How To Save A Dying Cactus

1
How To Save A Dying Cactus
A cereus peruvianus monstrose cactus

Immediately after the first lockdown, my wife and I each bought a plant to celebrate. These were to be a symbol of our resilience. A mark to show we survived that would grow with us. A beautiful symbol of hope. She got an aloe vera, because of its beauty and medicinal properties, and I got cereus peruvianus monstrose (cactus) because it looked weird.

Given all the hope in the beginning, and the fact that I’m from Melbourne, you can see where this is going.

Upon getting the cactus, I wanted to put it into a prettier pot, and because the plastic one didn’t quite fit into the new one I got, I repotted it. In June. In Melbourne. And then I watered it in, because that’s just what you do with plants.

But, friends, that is not what you do with cacti. They do not like it. And unlike people, when plants don’t like something, they just die.

So, around the start of the second lockdown, my beautiful cereus had two limbs start to turn brown. And then squishy. And then they had a weird smell.

It was at this point I freaked out and turned to the help of Twitter and the plant nursery I bought it from. Both were helpful, and it was a reminder of why you should try to buy your plants from local small businesses run by nice people.

This is what it looks like when your cactus is rotting. This is bad.

This is what I learned about cacti from this experience.

Do Not Repot Cacti In The Cooler Months
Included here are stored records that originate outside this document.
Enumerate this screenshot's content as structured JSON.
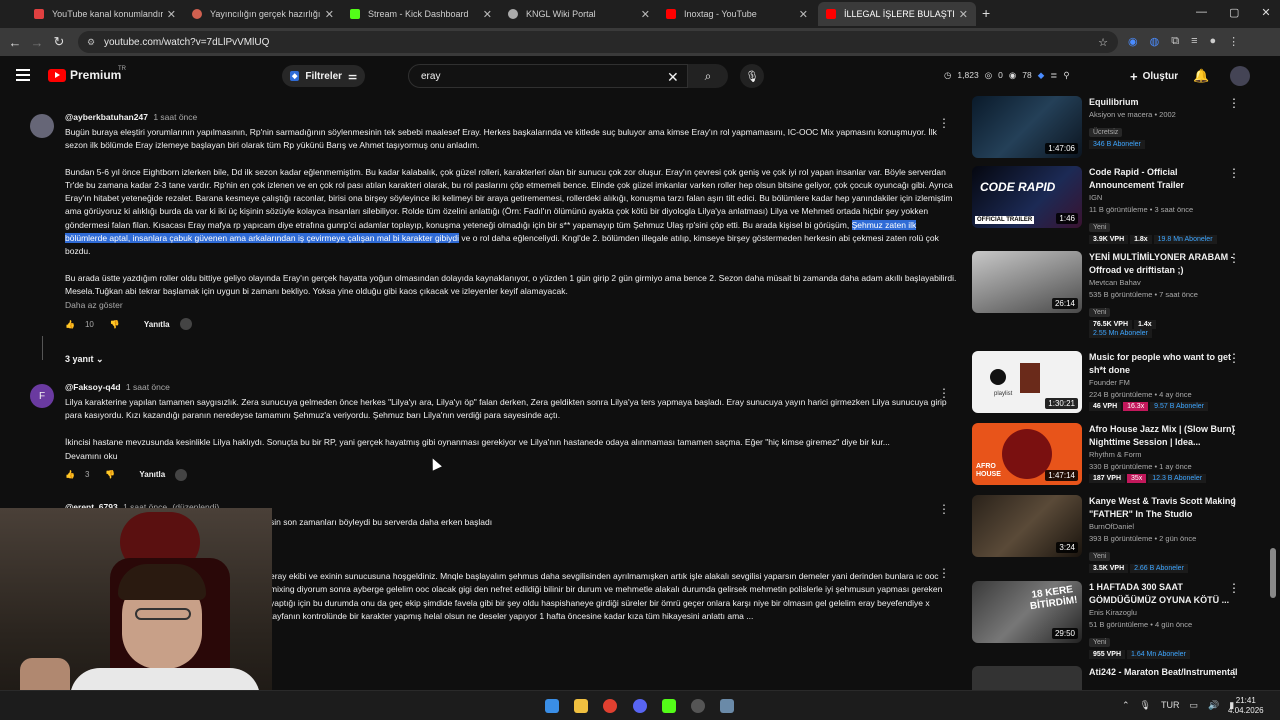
{
  "browser": {
    "tabs": [
      {
        "title": "YouTube kanal konumlandırma",
        "color": "#e04040"
      },
      {
        "title": "Yayıncılığın gerçek hazırlığı - Cl",
        "color": "#d06050"
      },
      {
        "title": "Stream - Kick Dashboard",
        "color": "#53fc18"
      },
      {
        "title": "KNGL Wiki Portal",
        "color": "#aaaaaa"
      },
      {
        "title": "Inoxtag - YouTube",
        "color": "#ff0000"
      },
      {
        "title": "İLLEGAL İŞLERE BULAŞTIK! POLİ",
        "color": "#ff0000"
      }
    ],
    "url": "youtube.com/watch?v=7dLlPvVMlUQ"
  },
  "header": {
    "logo": "Premium",
    "region": "TR",
    "filters_label": "Filtreler",
    "search_value": "eray",
    "stats": [
      "1,823",
      "0",
      "78"
    ],
    "create_label": "Oluştur"
  },
  "comments": [
    {
      "avatar": "",
      "author": "@ayberkbatuhan247",
      "time": "1 saat önce",
      "p1": "Bugün buraya eleştiri yorumlarının yapılmasının, Rp'nin sarmadığının söylenmesinin tek sebebi maalesef Eray. Herkes başkalarında ve kitlede suç buluyor ama kimse Eray'ın rol yapmamasını, IC-OOC Mix yapmasını konuşmuyor. İlk sezon ilk bölümde Eray izlemeye başlayan biri olarak tüm Rp yükünü Barış ve Ahmet taşıyormuş onu anladım.",
      "p2a": "Bundan 5-6 yıl önce Eightborn izlerken bile, Dd ilk sezon kadar eğlenmemiştim. Bu kadar kalabalık, çok güzel rolleri, karakterleri olan bir sunucu çok zor oluşur. Eray'ın çevresi çok geniş ve çok iyi rol yapan insanlar var. Böyle serverdan Tr'de bu zamana kadar 2-3 tane vardır. Rp'nin en çok izlenen ve en çok rol pası atılan karakteri olarak, bu rol paslarını çöp etmemeli bence. Elinde çok güzel imkanlar varken roller hep olsun bitsine geliyor, çok çocuk oyuncağı gibi. Ayrıca Eray'ın hitabet yeteneğide rezalet. Barana kesmeye çalıştığı raconlar, birisi ona birşey söyleyince iki kelimeyi bir araya getirememesi, rollerdeki alıkığı, konuşma tarzı falan aşırı tilt edici. Bu bölümlere kadar hep yanındakiler için izlemiştim ama görüyoruz ki alıklığı burda da var ki iki üç kişinin sözüyle kolayca insanları silebiliyor. Rolde tüm özelini anlattığı (Örn: Fadıl'ın ölümünü ayakta çok kötü bir diyologla Lilya'ya anlatması) Lilya ve Mehmeti ortada hiçbir şey yokken göndermesi falan filan. Kısacası Eray mafya rp yapıcam diye etrafına gunrp'ci adamlar toplayıp, konuşma yeteneği olmadığı için bir s** yapamayıp tüm Şehmuz Ulaş rp'sini çöp etti. Bu arada kişisel bi görüşüm, ",
      "p2hl": "Şehmuz zaten ilk bölümlerde aptal, insanlara çabuk güvenen ama arkalarından iş çevirmeye çalışan mal bi karakter gibiydi",
      "p2b": " ve o rol daha eğlenceliydi. Kngl'de 2. bölümden illegale atılıp, kimseye birşey göstermeden herkesin abi çekmesi zaten rolü çok bozdu.",
      "p3": "Bu arada üstte yazdığım roller oldu bittiye geliyo olayında Eray'ın gerçek hayatta yoğun olmasından dolayıda kaynaklanıyor, o yüzden 1 gün girip 2 gün girmiyo ama bence 2. Sezon daha müsait bi zamanda daha adam akıllı başlayabilirdi. Mesela.Tuğkan abi tekrar başlamak için uygun bi zamanı bekliyo. Yoksa yine olduğu gibi kaos çıkacak ve izleyenler keyif alamayacak.",
      "more": "Daha az göster",
      "likes": "10",
      "reply": "Yanıtla",
      "replies": "3 yanıt"
    },
    {
      "avatar": "F",
      "author": "@Faksoy-q4d",
      "time": "1 saat önce",
      "p1": "Lilya karakterine yapılan tamamen saygısızlık. Zera sunucuya gelmeden önce herkes \"Lilya'yı ara, Lilya'yı öp\" falan derken, Zera geldikten sonra Lilya'ya ters yapmaya başladı. Eray sunucuya yayın harici girmezken Lilya sunucuya girip para kasıyordu. Kızı kazandığı paranın neredeyse tamamını Şehmuz'a veriyordu. Şehmuz barı Lilya'nın verdiği para sayesinde açtı.",
      "p2": "İkincisi hastane mevzusunda kesinlikle Lilya haklıydı. Sonuçta bu bir RP, yani gerçek hayatmış gibi oynanması gerekiyor ve Lilya'nın hastanede odaya alınmaması tamamen saçma. Eğer \"hiç kimse giremez\" diye bir kur...",
      "more": "Devamını oku",
      "likes": "3",
      "reply": "Yanıtla"
    },
    {
      "author": "@erent_6793",
      "time": "1 saat önce",
      "edited": "(düzenlendi)",
      "text": "sin son zamanları böyleydi bu serverda daha erken başladı"
    },
    {
      "text": "eray ekibi ve exinin sunucusuna hoşgeldiniz. Mnqle başlayalım şehmus daha sevgilisinden ayrılmamışken artık işle alakalı sevgilisi yaparsın demeler yani derinden bunlara ıc ooc mixing diyorum sonra ayberge gelelim ooc olacak gigi den nefret edildiği bilinir bir durum ve mehmetle alakalı durumda gelirsek mehmetin polislerle iyi şehmusun yapması gereken yaptığı için bu durumda onu da geç ekip şimdide favela gibi bir şey oldu haspishaneye girdiği süreler bir ömrü geçer onlara karşı niye bir olmasın gel gelelim eray beyefendiye x tayfanın kontrolünde bir karakter yapmış helal olsun ne deseler yapıyor 1 hafta öncesine kadar kıza tüm hikayesini anlattı ama ..."
    }
  ],
  "sidebar": [
    {
      "title": "Equilibrium",
      "line1": "Aksiyon ve macera • 2002",
      "badge": "Ücretsiz",
      "subs": "346 B Aboneler",
      "duration": "1:47:06"
    },
    {
      "title": "Code Rapid - Official Announcement Trailer",
      "channel": "IGN",
      "views": "11 B görüntüleme • 3 saat önce",
      "badge": "Yeni",
      "vph": "3.9K VPH",
      "mult": "1.8x",
      "subs": "19.8 Mn Aboneler",
      "duration": "1:46",
      "thumbtext": "CODE RAPID",
      "thumbtag": "OFFICIAL TRAILER"
    },
    {
      "title": "YENİ MULTİMİLYONER ARABAM - Offroad ve driftistan ;)",
      "channel": "Mevtcan Bahav",
      "views": "535 B görüntüleme • 7 saat önce",
      "badge": "Yeni",
      "vph": "76.5K VPH",
      "mult": "1.4x",
      "subs": "2.55 Mn Aboneler",
      "duration": "26:14"
    },
    {
      "title": "Music for people who want to get sh*t done",
      "channel": "Founder FM",
      "views": "224 B görüntüleme • 4 ay önce",
      "vph": "46 VPH",
      "mult": "16.3x",
      "subs": "9.57 B Aboneler",
      "duration": "1:30:21",
      "thumbtext": "playlist"
    },
    {
      "title": "Afro House Jazz Mix | (Slow Burn) Nighttime Session | Idea...",
      "channel": "Rhythm & Form",
      "views": "330 B görüntüleme • 1 ay önce",
      "vph": "187 VPH",
      "mult": "35x",
      "subs": "12.3 B Aboneler",
      "duration": "1:47:14",
      "thumbtext": "AFRO HOUSE"
    },
    {
      "title": "Kanye West & Travis Scott Making \"FATHER\" In The Studio",
      "channel": "BurnOfDaniel",
      "views": "393 B görüntüleme • 2 gün önce",
      "badge": "Yeni",
      "vph": "3.5K VPH",
      "subs": "2.66 B Aboneler",
      "duration": "3:24"
    },
    {
      "title": "1 HAFTADA 300 SAAT GÖMDÜĞÜMÜZ OYUNA KÖTÜ ...",
      "channel": "Enis Kirazoglu",
      "views": "51 B görüntüleme • 4 gün önce",
      "badge": "Yeni",
      "vph": "955 VPH",
      "subs": "1.64 Mn Aboneler",
      "duration": "29:50",
      "thumbtext": "18 KERE BİTİRDİM!"
    },
    {
      "title": "Ati242 - Maraton Beat/Instrumental"
    }
  ],
  "taskbar": {
    "lang": "TUR",
    "time": "21:41",
    "date": "4.04.2026"
  }
}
Just don’t. It’s a bad idea that will only lead to more badness. Cacti are beautiful and expensive, do not kill them this way. Wait until late Spring or early Summer, because they like warm weather.

Do Not Water In Cacti

They don’t like it. Once you’ve repotted your cactus in the warmer months, wait two weeks for the soil to dry out completely before watering enough to wet the whole root mass (but then wait for it to dry out again before watering next time). Watering them in can encourage rot to grow if the roots get damaged in the repotting process. And, because you tried to repot the cactus wearing oven mitts which are woefully inadequate against the spines of a cactus, you didn’t do it gently*. (*I may be projecting.)

Here is what I learned about how to bring an injured cactus back from the brink of death.

More Sun

No matter how sunny you think the spot you have it in is, if a sunnier one exists, move it there. I moved Cereus from one side of the living room to the other, warmer side.

Cut Out The Rot

If a limb, and not the trunk, of the cactus has started rotting, it’s time to perform plant surgery. Get the sharpest knife you have, and cleanly cut off the rotting portions.

Cinnamon Is Your Friend

Apply some cinnamon to the wound, because it’s actually a natural anti-fungal agent. That’ll help prevent the open wound from getting a new infection, and will hopefully take care of the old infection.

The cereus peruvianus monstrose cactus is well now

The good news is that this story has a mostly happy ending. Cereus seems to be thriving in its new spot in the living room and looks great. The wound seems to be healing nicely, and I haven’t spotted any more rot.

The aloe vera did end up dying for no apparent reason, though. The entire stem just rotted. We’re now trying to regrow it from cuttings.

But the moral of this story is that it is possible to bring a cactus back from the brink of death. You just need hope, luck, a sharp knife, and a stocked spice cabinet.

Comments

Log in to comment on this story!